Theodore E. Harris
, 86, emeritus professor of mathematics, died Nov. 3. A member of the National Academy of Sciences, Harris was an expert in probability theory. His work focused on stochastic processes, including such areas as the general theory of Markov processes; the theory of branching processes and applications such as inventory problems; Monte Carlo methods; and cosmic ray cascades.
Harris joined the USC College faculty in 1966 and taught in the mathematics department until 1989, when he retired.

“Professor Harris made groundbreaking and far-reaching contributions to the theory of probability and stochastic processes,” said Gary Rosen, professor and chair of math. “At the same time he was an immensely popular instructor, extremely modest and so unassuming that if you ever met him you would never have guessed that he was by far the most famous and celebrated member of our department.”

In addition to his election to the NAS, Harris received many distinctions during his career, including being elected a Fellow of the Institute of Mathematical Statistics as well as the American Association for the Advancement of Science. In 1985, Harris received the Albert S. Raubenheimer Outstanding Faculty Award for excellence in scholarship, teaching and service at USC.

He earned a M.A. and Ph.D. in mathematics from Princeton University in 1946 and 1947, respectively, and a B.A. in mathematics from the University of Texas in 1939.


John A. Schutz, emeritus professor of history, died in November. He was 86. Schutz’ work focused on colonial America.

“John Schutz devoted many years of his life to USC, as a faculty member and as dean of the Social Science Division of the College,” said Steven Ross, professor and chair of history. “He will be missed by all who knew him.”

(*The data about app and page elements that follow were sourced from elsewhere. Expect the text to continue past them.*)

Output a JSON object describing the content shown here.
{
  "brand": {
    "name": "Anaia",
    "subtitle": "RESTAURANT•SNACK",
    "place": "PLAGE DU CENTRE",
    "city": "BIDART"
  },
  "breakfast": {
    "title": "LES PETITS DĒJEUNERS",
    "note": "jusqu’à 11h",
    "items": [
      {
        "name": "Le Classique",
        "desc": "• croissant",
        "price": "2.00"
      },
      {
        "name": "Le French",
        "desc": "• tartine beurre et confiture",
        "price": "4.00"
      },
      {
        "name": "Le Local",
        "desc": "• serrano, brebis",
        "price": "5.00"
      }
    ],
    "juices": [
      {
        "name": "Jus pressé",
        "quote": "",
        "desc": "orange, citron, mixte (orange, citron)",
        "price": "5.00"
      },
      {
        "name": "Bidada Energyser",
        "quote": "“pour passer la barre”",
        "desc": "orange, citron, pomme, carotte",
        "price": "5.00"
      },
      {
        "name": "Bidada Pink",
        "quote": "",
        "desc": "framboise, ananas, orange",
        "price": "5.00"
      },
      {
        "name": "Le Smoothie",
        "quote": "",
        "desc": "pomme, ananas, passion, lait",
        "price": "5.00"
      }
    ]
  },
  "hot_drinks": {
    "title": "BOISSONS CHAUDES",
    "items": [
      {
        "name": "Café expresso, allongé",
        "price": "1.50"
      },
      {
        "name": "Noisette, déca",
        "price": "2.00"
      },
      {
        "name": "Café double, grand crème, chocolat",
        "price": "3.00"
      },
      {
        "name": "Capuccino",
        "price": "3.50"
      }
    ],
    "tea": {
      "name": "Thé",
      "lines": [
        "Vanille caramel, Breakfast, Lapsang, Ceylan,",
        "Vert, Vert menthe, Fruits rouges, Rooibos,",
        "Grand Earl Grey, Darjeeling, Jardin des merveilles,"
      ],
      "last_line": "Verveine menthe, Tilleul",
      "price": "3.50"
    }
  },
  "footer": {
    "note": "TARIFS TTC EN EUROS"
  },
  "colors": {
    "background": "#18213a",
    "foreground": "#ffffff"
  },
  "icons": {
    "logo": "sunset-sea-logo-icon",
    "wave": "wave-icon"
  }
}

Schutz received a B.A., M.A. and Ph.D. from UCLA. After graduating in 1945, he began teaching at the California Institute of Technology. In 1953, he took a faculty position at Whittier College, where he taught until joining the USC College faculty in 1965. During his 29 years at USC, Schutz also served as the chair of the history department.

Schutz wrote numerous books and essays including The Promise of America (Dickinson, 1970) and The Dawning of America (Forum Press, 1981). In 2001, Liberty Press reissued Schutz’ The Spur of Fame: Dialogues of John Adams and Benjamin Rush. Schutz served as president of both the American Historical Association and the American Studies Association.

He is survived by his sister Rosemary Di Salvo; nephews Joseph, John and George Di Salvo; and niece Catherine Padgett.


Rima Akkad Monla (B.A., International Relations, ’95), died Nov. 9 in a terrorist bombing in Amman, Jordan. She was attending a wedding with her father, Moustapha Akkad, who also died in the attack. Akkad, a successful film producer,  attended USC briefly in the 1950s.

International Relations Professor Laurie Brand remembers Monla as an enthusiastic student who sought Brand’s advice about continuing her studies of the Middle East after graduation. Monla enrolled in a master’s degree program in Middle East studies at the American University in Beirut, Lebanon. It was there she met and married her husband, Ziad Monla. The couple had two sons, 4 and 2 years old.

Continuing their friendship over the years, Brand visited Monla and her family while on sabbatical in Lebanon in 2002 and 2003. “She was very devoted to her kids and her family,” Brand said.  “She was full of life. She loved her kids, loved her family and loved living in Lebanon.”